After this the young man said to his wife again, "Comb your hair." 1 The two went to the water, and when they had gotten there and she had washed her hair numbers of lice fell out which turned into fish. Then they went back to the house, and she said to the people, "Take your baskets and go to the water to see what is in it." They took their baskets, and when they got to the place they picked up numbers of fish, filled their baskets, put them on their backs, carried them home, and cooked and ate them.

Rabbit heard what he had done and tried to imitate him. He took his wife to the creek, dived back and forth, and told his wife to tell her relations to go to the water and look. But when they arrived they found nothing.

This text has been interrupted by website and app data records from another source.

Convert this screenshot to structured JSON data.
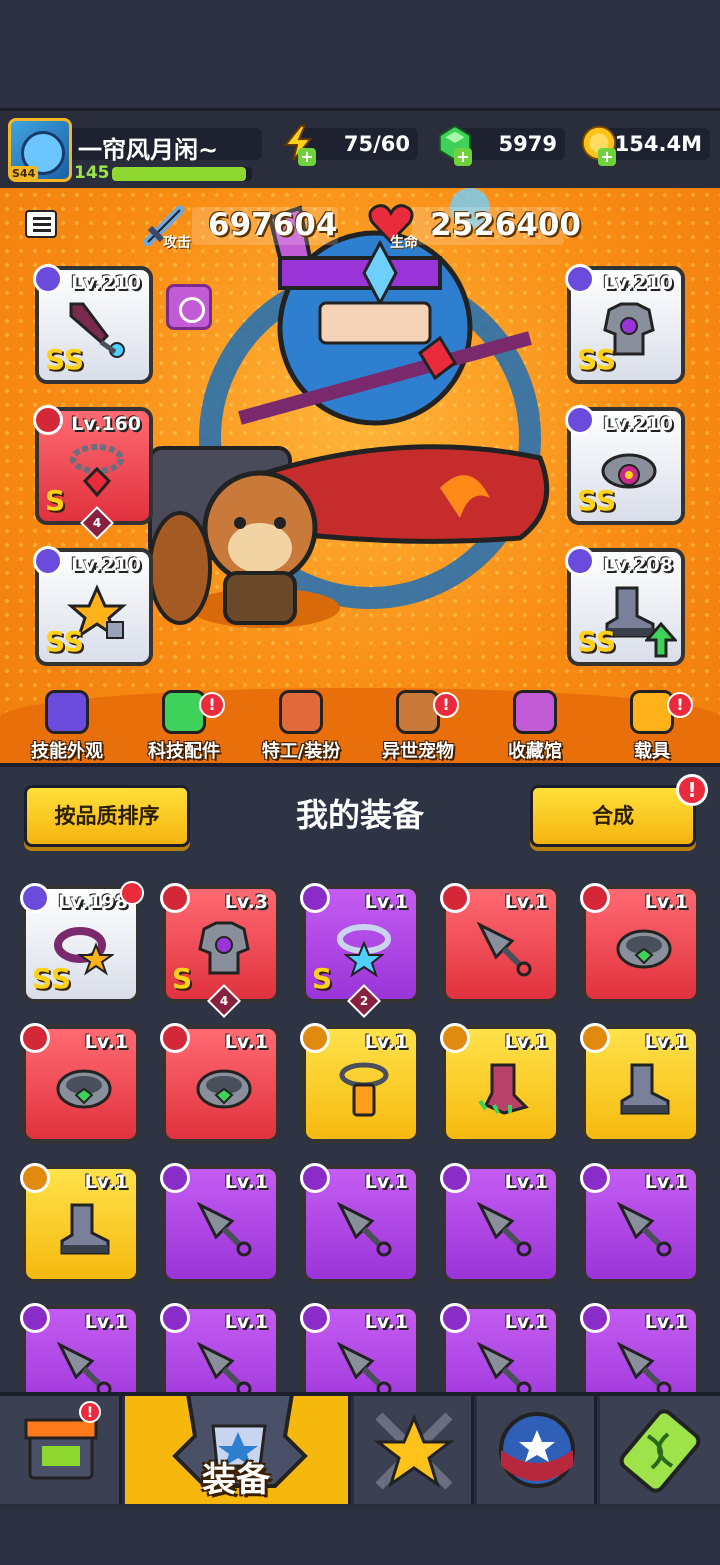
{
  "player": {
    "name": "一帘风月闲~",
    "level": "145",
    "avatar_tag": "S44",
    "xp_progress": 0.96
  },
  "resources": {
    "energy": "75/60",
    "gems": "5979",
    "coins": "154.4M"
  },
  "stats": {
    "attack_label": "攻击",
    "attack_value": "697604",
    "hp_label": "生命",
    "hp_value": "2526400"
  },
  "equipped": {
    "left": [
      {
        "level": "Lv.210",
        "grade": "SS",
        "color": "white",
        "item": "sword-icon"
      },
      {
        "level": "Lv.160",
        "grade": "S",
        "color": "red",
        "item": "chain-necklace-icon",
        "stars": "4"
      },
      {
        "level": "Lv.210",
        "grade": "SS",
        "color": "white",
        "item": "star-gauntlet-icon"
      }
    ],
    "right": [
      {
        "level": "Lv.210",
        "grade": "SS",
        "color": "white",
        "item": "armor-icon"
      },
      {
        "level": "Lv.210",
        "grade": "SS",
        "color": "white",
        "item": "belt-icon"
      },
      {
        "level": "Lv.208",
        "grade": "SS",
        "color": "white",
        "item": "boots-icon",
        "upgrade": true
      }
    ]
  },
  "features": [
    {
      "label": "技能外观",
      "icon": "skill-skin-icon",
      "badge": false
    },
    {
      "label": "科技配件",
      "icon": "tech-parts-icon",
      "badge": true
    },
    {
      "label": "特工/装扮",
      "icon": "agent-costume-icon",
      "badge": false
    },
    {
      "label": "异世宠物",
      "icon": "pet-icon",
      "badge": true
    },
    {
      "label": "收藏馆",
      "icon": "collection-icon",
      "badge": false
    },
    {
      "label": "载具",
      "icon": "vehicle-icon",
      "badge": true
    }
  ],
  "equipment_panel": {
    "sort_button": "按品质排序",
    "title": "我的装备",
    "merge_button": "合成",
    "alert": "!"
  },
  "inventory": [
    {
      "level": "Lv.198",
      "color": "white",
      "grade": "SS",
      "item": "star-belt-icon",
      "badge": true
    },
    {
      "level": "Lv.3",
      "color": "red",
      "grade": "S",
      "item": "armor-icon",
      "stars": "4"
    },
    {
      "level": "Lv.1",
      "color": "purple",
      "grade": "S",
      "item": "star-necklace-icon",
      "stars": "2"
    },
    {
      "level": "Lv.1",
      "color": "red",
      "grade": "",
      "item": "kunai-icon"
    },
    {
      "level": "Lv.1",
      "color": "red",
      "grade": "",
      "item": "ring-belt-icon"
    },
    {
      "level": "Lv.1",
      "color": "red",
      "grade": "",
      "item": "ring-belt-icon"
    },
    {
      "level": "Lv.1",
      "color": "red",
      "grade": "",
      "item": "ring-belt-icon"
    },
    {
      "level": "Lv.1",
      "color": "yellow",
      "grade": "",
      "item": "battery-necklace-icon"
    },
    {
      "level": "Lv.1",
      "color": "yellow",
      "grade": "",
      "item": "claw-boots-icon"
    },
    {
      "level": "Lv.1",
      "color": "yellow",
      "grade": "",
      "item": "boots-icon"
    },
    {
      "level": "Lv.1",
      "color": "yellow",
      "grade": "",
      "item": "boots-icon"
    },
    {
      "level": "Lv.1",
      "color": "purple",
      "grade": "",
      "item": "kunai-icon"
    },
    {
      "level": "Lv.1",
      "color": "purple",
      "grade": "",
      "item": "kunai-icon"
    },
    {
      "level": "Lv.1",
      "color": "purple",
      "grade": "",
      "item": "kunai-icon"
    },
    {
      "level": "Lv.1",
      "color": "purple",
      "grade": "",
      "item": "kunai-icon"
    },
    {
      "level": "Lv.1",
      "color": "purple",
      "grade": "",
      "item": "kunai-icon"
    },
    {
      "level": "Lv.1",
      "color": "purple",
      "grade": "",
      "item": "kunai-icon"
    },
    {
      "level": "Lv.1",
      "color": "purple",
      "grade": "",
      "item": "kunai-icon"
    },
    {
      "level": "Lv.1",
      "color": "purple",
      "grade": "",
      "item": "kunai-icon"
    },
    {
      "level": "Lv.1",
      "color": "purple",
      "grade": "",
      "item": "kunai-icon"
    }
  ],
  "nav": {
    "active_label": "装备",
    "items": [
      "shop-icon",
      "equipment-icon",
      "skills-star-icon",
      "stars-orb-icon",
      "dna-icon"
    ]
  },
  "colors": {
    "slot_white": "#ffffff",
    "slot_red": "#e0323e",
    "slot_purple": "#9b34d8",
    "slot_yellow": "#f6b90f",
    "hero_bg": "#f98d14",
    "accent_yellow": "#f7b80e"
  }
}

Afterwards the orphan went hunting and traveled along near the creek. He killed a deer and hung its body upon a tree. Presently he killed another, which he treated in the same manner, and he did. this repeatedly. When he had gotten home he said, "Let your people follow around where I have been hunting." They took a horse and set out, and coming to where the first deer was hung up, they laid the carcass upon the horse. They loaded the other deer upon his back in the same manner and returned home.

Then Rabbit also went hunting and when he came to the place where the orphan had killed his first deer he found the liver which had been thrown away, cut it into small pieces, and hung them up. At each place where a deer had been killed he did the same thing, and when he got back he said to his wife, "Let your people hunt where I have been." They did so, but found only small pieces of liver to bring home.

Next the orphan directed his wife to comb and part her hair and sit down near him, and when she had done so he seized a stick and split her in two so cleverly that he now had two wives instead of one.

Rabbit heard of it and thought, "I will do the same thing. I will have my wife sit down with her hair combed and parted and will hit her with a stick in the same manner." But when he tried it his wife fell down dead.

Then Rabbit ran away and was pursued by men with dogs. After he had been pursued for a long time he took refuge in a hollow tree and the men stationed Blue Crane in front of it to watch him while they went for an ax. The Crane was given a rope with which to tie Rabbit in case he tried to escape. But after the men were out of sight Rabbit asked Crane to look inside. Then he asked him for the rope, and when Crane had given it to him he tied it around his neck and fastened him to the tree, after which he procured a switch and beat him until he was black and blue and cried out, "Glo, glo, glo." Finally a person ran up m response to the cries and Rabbit ran away.

p. 138

After that Rabbit asked the orphan how he had made his house new, and he answered, "I renewed by cutting the house posts nearly through." So Rabbit chopped his house posts nearly through. He lay down inside and about midnight the house fell down upon him.


137:1 This episode is omitted in some versions.

Next: 19. The Celestial Skiff